The Kennedy Center's 1979-80 theater season, with a blank or two yet to be filled in, will include the first major revival of "West Side Story," the latest London successes of Harold Pinter and Tom Stoppard, and the prospect of Tony Randall in "King Lear" (as the Fool; Anthony Quayle will play Lear).
Six of the 10 plays on next year's Theater Guild subscription list have tentatively been decided, the guild and Kennedy Center officials revealed yesterday.
After a September production still to be announced, the Eisenhower Theater will open Stoppard's "Night and Day," starring Maggie Smith, in early October. A London success this season with Diana Rigg, "Night and Day" is set (like John Updike's novel "Coup") in a Uganda-like African nation under an Idi Amin-like ruler.
After "Night and Day" comes Jean Stapleton in a revival of George Kelly's '20s comedy "Daisy Mayme," about a woman who frees the man she loves from domination by his evil sisters. Stapleton did the play last year at the Totem Pole Playhouse, a summer theater in Pennsylvania run by her husband.
"It's a very good vehicle for her," said Kennedy Center Chairman Roger L. Stevens.
"Mayme" will play for four weeks and be followed, in mid-December, by five weeks of the Quayle "Lear," with Patrick Garland directing and Randall tentatively cast as the Fool. "Lear" will start out at the University of Tennessee in Knoxville, following the pattern of "The Headhunters" and "Rip Van Winkle," two previous Quayle shows that came to the Eisenhower.
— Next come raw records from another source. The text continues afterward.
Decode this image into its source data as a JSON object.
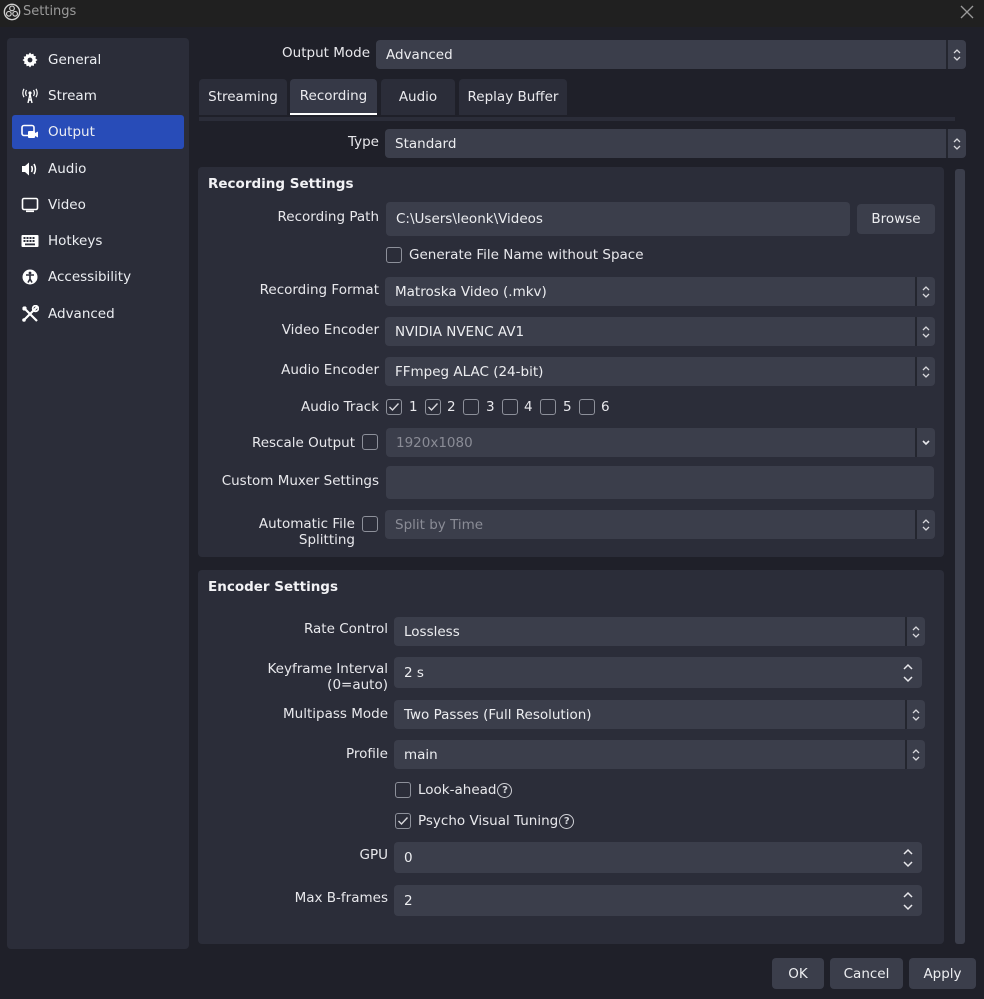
{
  "window": {
    "title": "Settings"
  },
  "sidebar": {
    "items": [
      {
        "label": "General",
        "icon": "gear-icon"
      },
      {
        "label": "Stream",
        "icon": "antenna-icon"
      },
      {
        "label": "Output",
        "icon": "output-icon",
        "active": true
      },
      {
        "label": "Audio",
        "icon": "speaker-icon"
      },
      {
        "label": "Video",
        "icon": "monitor-icon"
      },
      {
        "label": "Hotkeys",
        "icon": "keyboard-icon"
      },
      {
        "label": "Accessibility",
        "icon": "accessibility-icon"
      },
      {
        "label": "Advanced",
        "icon": "tools-icon"
      }
    ]
  },
  "output_mode": {
    "label": "Output Mode",
    "value": "Advanced"
  },
  "tabs": [
    {
      "label": "Streaming"
    },
    {
      "label": "Recording",
      "active": true
    },
    {
      "label": "Audio"
    },
    {
      "label": "Replay Buffer"
    }
  ],
  "type": {
    "label": "Type",
    "value": "Standard"
  },
  "recording_settings": {
    "title": "Recording Settings",
    "recording_path": {
      "label": "Recording Path",
      "value": "C:\\Users\\leonk\\Videos",
      "browse_label": "Browse"
    },
    "no_space": {
      "label": "Generate File Name without Space",
      "checked": false
    },
    "recording_format": {
      "label": "Recording Format",
      "value": "Matroska Video (.mkv)"
    },
    "video_encoder": {
      "label": "Video Encoder",
      "value": "NVIDIA NVENC AV1"
    },
    "audio_encoder": {
      "label": "Audio Encoder",
      "value": "FFmpeg ALAC (24-bit)"
    },
    "audio_track": {
      "label": "Audio Track",
      "tracks": [
        {
          "label": "1",
          "checked": true
        },
        {
          "label": "2",
          "checked": true
        },
        {
          "label": "3",
          "checked": false
        },
        {
          "label": "4",
          "checked": false
        },
        {
          "label": "5",
          "checked": false
        },
        {
          "label": "6",
          "checked": false
        }
      ]
    },
    "rescale_output": {
      "label": "Rescale Output",
      "checked": false,
      "value": "1920x1080"
    },
    "custom_muxer": {
      "label": "Custom Muxer Settings",
      "value": ""
    },
    "file_splitting": {
      "label": "Automatic File Splitting",
      "checked": false,
      "value": "Split by Time"
    }
  },
  "encoder_settings": {
    "title": "Encoder Settings",
    "rate_control": {
      "label": "Rate Control",
      "value": "Lossless"
    },
    "keyframe_interval": {
      "label": "Keyframe Interval (0=auto)",
      "value": "2 s"
    },
    "multipass_mode": {
      "label": "Multipass Mode",
      "value": "Two Passes (Full Resolution)"
    },
    "profile": {
      "label": "Profile",
      "value": "main"
    },
    "look_ahead": {
      "label": "Look-ahead",
      "checked": false
    },
    "psycho_visual": {
      "label": "Psycho Visual Tuning",
      "checked": true
    },
    "gpu": {
      "label": "GPU",
      "value": "0"
    },
    "max_bframes": {
      "label": "Max B-frames",
      "value": "2"
    }
  },
  "footer": {
    "ok_label": "OK",
    "cancel_label": "Cancel",
    "apply_label": "Apply"
  },
  "colors": {
    "accent": "#284cb8",
    "background": "#1f2029",
    "panel": "#2b2d39",
    "field": "#3b3e4b"
  }
}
Then comes another London import, Harold Pinter's "Betrayal," an account of an adulterous love affair told end-first and beginning-last. "Betrayal," probably with Peter Hall coming here to direct, will open in late January and play through February.
Of the three remaining slots on the Eisenhower's schedule, only one has been booked-a May engagement of Hugh Leonard's "Da" (which originated at the Olney Theater), with Barnard Hughes repeating his Broadway performance as the arden, long-winded Irish father.
"West Side Story", previously announced and then dropped because of conflict in diector Jerome Robbins' schedule, will arrive at the Opera House in January. Although no casting decisions have been made, it will be done as a '50s "period piece." Stevens said yesterday, with Gerald Friedman as director and Robbins as a supervisor paying special attention to the dancing.